• [Study material]:
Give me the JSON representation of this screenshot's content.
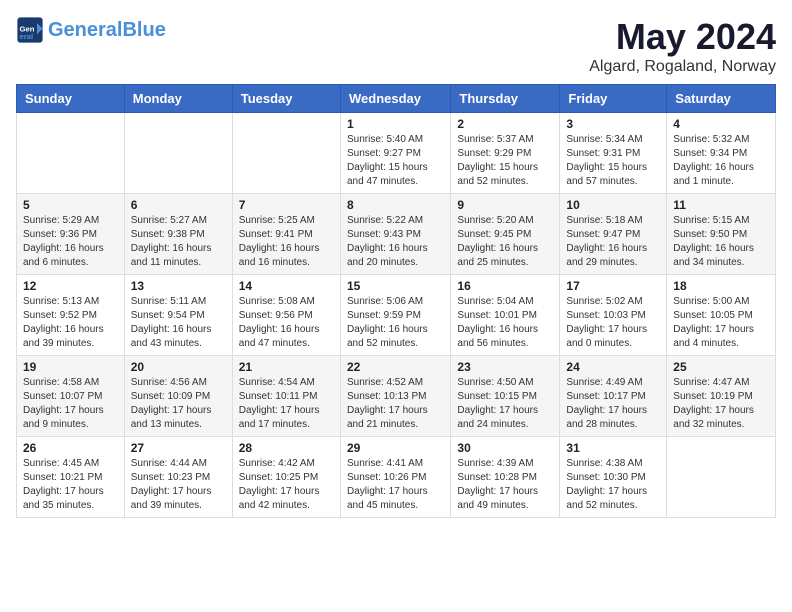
{
  "logo": {
    "text_general": "General",
    "text_blue": "Blue"
  },
  "title": "May 2024",
  "subtitle": "Algard, Rogaland, Norway",
  "weekdays": [
    "Sunday",
    "Monday",
    "Tuesday",
    "Wednesday",
    "Thursday",
    "Friday",
    "Saturday"
  ],
  "weeks": [
    [
      {
        "day": "",
        "info": ""
      },
      {
        "day": "",
        "info": ""
      },
      {
        "day": "",
        "info": ""
      },
      {
        "day": "1",
        "info": "Sunrise: 5:40 AM\nSunset: 9:27 PM\nDaylight: 15 hours\nand 47 minutes."
      },
      {
        "day": "2",
        "info": "Sunrise: 5:37 AM\nSunset: 9:29 PM\nDaylight: 15 hours\nand 52 minutes."
      },
      {
        "day": "3",
        "info": "Sunrise: 5:34 AM\nSunset: 9:31 PM\nDaylight: 15 hours\nand 57 minutes."
      },
      {
        "day": "4",
        "info": "Sunrise: 5:32 AM\nSunset: 9:34 PM\nDaylight: 16 hours\nand 1 minute."
      }
    ],
    [
      {
        "day": "5",
        "info": "Sunrise: 5:29 AM\nSunset: 9:36 PM\nDaylight: 16 hours\nand 6 minutes."
      },
      {
        "day": "6",
        "info": "Sunrise: 5:27 AM\nSunset: 9:38 PM\nDaylight: 16 hours\nand 11 minutes."
      },
      {
        "day": "7",
        "info": "Sunrise: 5:25 AM\nSunset: 9:41 PM\nDaylight: 16 hours\nand 16 minutes."
      },
      {
        "day": "8",
        "info": "Sunrise: 5:22 AM\nSunset: 9:43 PM\nDaylight: 16 hours\nand 20 minutes."
      },
      {
        "day": "9",
        "info": "Sunrise: 5:20 AM\nSunset: 9:45 PM\nDaylight: 16 hours\nand 25 minutes."
      },
      {
        "day": "10",
        "info": "Sunrise: 5:18 AM\nSunset: 9:47 PM\nDaylight: 16 hours\nand 29 minutes."
      },
      {
        "day": "11",
        "info": "Sunrise: 5:15 AM\nSunset: 9:50 PM\nDaylight: 16 hours\nand 34 minutes."
      }
    ],
    [
      {
        "day": "12",
        "info": "Sunrise: 5:13 AM\nSunset: 9:52 PM\nDaylight: 16 hours\nand 39 minutes."
      },
      {
        "day": "13",
        "info": "Sunrise: 5:11 AM\nSunset: 9:54 PM\nDaylight: 16 hours\nand 43 minutes."
      },
      {
        "day": "14",
        "info": "Sunrise: 5:08 AM\nSunset: 9:56 PM\nDaylight: 16 hours\nand 47 minutes."
      },
      {
        "day": "15",
        "info": "Sunrise: 5:06 AM\nSunset: 9:59 PM\nDaylight: 16 hours\nand 52 minutes."
      },
      {
        "day": "16",
        "info": "Sunrise: 5:04 AM\nSunset: 10:01 PM\nDaylight: 16 hours\nand 56 minutes."
      },
      {
        "day": "17",
        "info": "Sunrise: 5:02 AM\nSunset: 10:03 PM\nDaylight: 17 hours\nand 0 minutes."
      },
      {
        "day": "18",
        "info": "Sunrise: 5:00 AM\nSunset: 10:05 PM\nDaylight: 17 hours\nand 4 minutes."
      }
    ],
    [
      {
        "day": "19",
        "info": "Sunrise: 4:58 AM\nSunset: 10:07 PM\nDaylight: 17 hours\nand 9 minutes."
      },
      {
        "day": "20",
        "info": "Sunrise: 4:56 AM\nSunset: 10:09 PM\nDaylight: 17 hours\nand 13 minutes."
      },
      {
        "day": "21",
        "info": "Sunrise: 4:54 AM\nSunset: 10:11 PM\nDaylight: 17 hours\nand 17 minutes."
      },
      {
        "day": "22",
        "info": "Sunrise: 4:52 AM\nSunset: 10:13 PM\nDaylight: 17 hours\nand 21 minutes."
      },
      {
        "day": "23",
        "info": "Sunrise: 4:50 AM\nSunset: 10:15 PM\nDaylight: 17 hours\nand 24 minutes."
      },
      {
        "day": "24",
        "info": "Sunrise: 4:49 AM\nSunset: 10:17 PM\nDaylight: 17 hours\nand 28 minutes."
      },
      {
        "day": "25",
        "info": "Sunrise: 4:47 AM\nSunset: 10:19 PM\nDaylight: 17 hours\nand 32 minutes."
      }
    ],
    [
      {
        "day": "26",
        "info": "Sunrise: 4:45 AM\nSunset: 10:21 PM\nDaylight: 17 hours\nand 35 minutes."
      },
      {
        "day": "27",
        "info": "Sunrise: 4:44 AM\nSunset: 10:23 PM\nDaylight: 17 hours\nand 39 minutes."
      },
      {
        "day": "28",
        "info": "Sunrise: 4:42 AM\nSunset: 10:25 PM\nDaylight: 17 hours\nand 42 minutes."
      },
      {
        "day": "29",
        "info": "Sunrise: 4:41 AM\nSunset: 10:26 PM\nDaylight: 17 hours\nand 45 minutes."
      },
      {
        "day": "30",
        "info": "Sunrise: 4:39 AM\nSunset: 10:28 PM\nDaylight: 17 hours\nand 49 minutes."
      },
      {
        "day": "31",
        "info": "Sunrise: 4:38 AM\nSunset: 10:30 PM\nDaylight: 17 hours\nand 52 minutes."
      },
      {
        "day": "",
        "info": ""
      }
    ]
  ]
}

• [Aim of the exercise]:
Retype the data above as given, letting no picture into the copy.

• [Answer box]:
Give me the JSON representation of this screenshot's content.
{
  "logo": {
    "text_general": "General",
    "text_blue": "Blue"
  },
  "title": "May 2024",
  "subtitle": "Algard, Rogaland, Norway",
  "weekdays": [
    "Sunday",
    "Monday",
    "Tuesday",
    "Wednesday",
    "Thursday",
    "Friday",
    "Saturday"
  ],
  "weeks": [
    [
      {
        "day": "",
        "info": ""
      },
      {
        "day": "",
        "info": ""
      },
      {
        "day": "",
        "info": ""
      },
      {
        "day": "1",
        "info": "Sunrise: 5:40 AM\nSunset: 9:27 PM\nDaylight: 15 hours\nand 47 minutes."
      },
      {
        "day": "2",
        "info": "Sunrise: 5:37 AM\nSunset: 9:29 PM\nDaylight: 15 hours\nand 52 minutes."
      },
      {
        "day": "3",
        "info": "Sunrise: 5:34 AM\nSunset: 9:31 PM\nDaylight: 15 hours\nand 57 minutes."
      },
      {
        "day": "4",
        "info": "Sunrise: 5:32 AM\nSunset: 9:34 PM\nDaylight: 16 hours\nand 1 minute."
      }
    ],
    [
      {
        "day": "5",
        "info": "Sunrise: 5:29 AM\nSunset: 9:36 PM\nDaylight: 16 hours\nand 6 minutes."
      },
      {
        "day": "6",
        "info": "Sunrise: 5:27 AM\nSunset: 9:38 PM\nDaylight: 16 hours\nand 11 minutes."
      },
      {
        "day": "7",
        "info": "Sunrise: 5:25 AM\nSunset: 9:41 PM\nDaylight: 16 hours\nand 16 minutes."
      },
      {
        "day": "8",
        "info": "Sunrise: 5:22 AM\nSunset: 9:43 PM\nDaylight: 16 hours\nand 20 minutes."
      },
      {
        "day": "9",
        "info": "Sunrise: 5:20 AM\nSunset: 9:45 PM\nDaylight: 16 hours\nand 25 minutes."
      },
      {
        "day": "10",
        "info": "Sunrise: 5:18 AM\nSunset: 9:47 PM\nDaylight: 16 hours\nand 29 minutes."
      },
      {
        "day": "11",
        "info": "Sunrise: 5:15 AM\nSunset: 9:50 PM\nDaylight: 16 hours\nand 34 minutes."
      }
    ],
    [
      {
        "day": "12",
        "info": "Sunrise: 5:13 AM\nSunset: 9:52 PM\nDaylight: 16 hours\nand 39 minutes."
      },
      {
        "day": "13",
        "info": "Sunrise: 5:11 AM\nSunset: 9:54 PM\nDaylight: 16 hours\nand 43 minutes."
      },
      {
        "day": "14",
        "info": "Sunrise: 5:08 AM\nSunset: 9:56 PM\nDaylight: 16 hours\nand 47 minutes."
      },
      {
        "day": "15",
        "info": "Sunrise: 5:06 AM\nSunset: 9:59 PM\nDaylight: 16 hours\nand 52 minutes."
      },
      {
        "day": "16",
        "info": "Sunrise: 5:04 AM\nSunset: 10:01 PM\nDaylight: 16 hours\nand 56 minutes."
      },
      {
        "day": "17",
        "info": "Sunrise: 5:02 AM\nSunset: 10:03 PM\nDaylight: 17 hours\nand 0 minutes."
      },
      {
        "day": "18",
        "info": "Sunrise: 5:00 AM\nSunset: 10:05 PM\nDaylight: 17 hours\nand 4 minutes."
      }
    ],
    [
      {
        "day": "19",
        "info": "Sunrise: 4:58 AM\nSunset: 10:07 PM\nDaylight: 17 hours\nand 9 minutes."
      },
      {
        "day": "20",
        "info": "Sunrise: 4:56 AM\nSunset: 10:09 PM\nDaylight: 17 hours\nand 13 minutes."
      },
      {
        "day": "21",
        "info": "Sunrise: 4:54 AM\nSunset: 10:11 PM\nDaylight: 17 hours\nand 17 minutes."
      },
      {
        "day": "22",
        "info": "Sunrise: 4:52 AM\nSunset: 10:13 PM\nDaylight: 17 hours\nand 21 minutes."
      },
      {
        "day": "23",
        "info": "Sunrise: 4:50 AM\nSunset: 10:15 PM\nDaylight: 17 hours\nand 24 minutes."
      },
      {
        "day": "24",
        "info": "Sunrise: 4:49 AM\nSunset: 10:17 PM\nDaylight: 17 hours\nand 28 minutes."
      },
      {
        "day": "25",
        "info": "Sunrise: 4:47 AM\nSunset: 10:19 PM\nDaylight: 17 hours\nand 32 minutes."
      }
    ],
    [
      {
        "day": "26",
        "info": "Sunrise: 4:45 AM\nSunset: 10:21 PM\nDaylight: 17 hours\nand 35 minutes."
      },
      {
        "day": "27",
        "info": "Sunrise: 4:44 AM\nSunset: 10:23 PM\nDaylight: 17 hours\nand 39 minutes."
      },
      {
        "day": "28",
        "info": "Sunrise: 4:42 AM\nSunset: 10:25 PM\nDaylight: 17 hours\nand 42 minutes."
      },
      {
        "day": "29",
        "info": "Sunrise: 4:41 AM\nSunset: 10:26 PM\nDaylight: 17 hours\nand 45 minutes."
      },
      {
        "day": "30",
        "info": "Sunrise: 4:39 AM\nSunset: 10:28 PM\nDaylight: 17 hours\nand 49 minutes."
      },
      {
        "day": "31",
        "info": "Sunrise: 4:38 AM\nSunset: 10:30 PM\nDaylight: 17 hours\nand 52 minutes."
      },
      {
        "day": "",
        "info": ""
      }
    ]
  ]
}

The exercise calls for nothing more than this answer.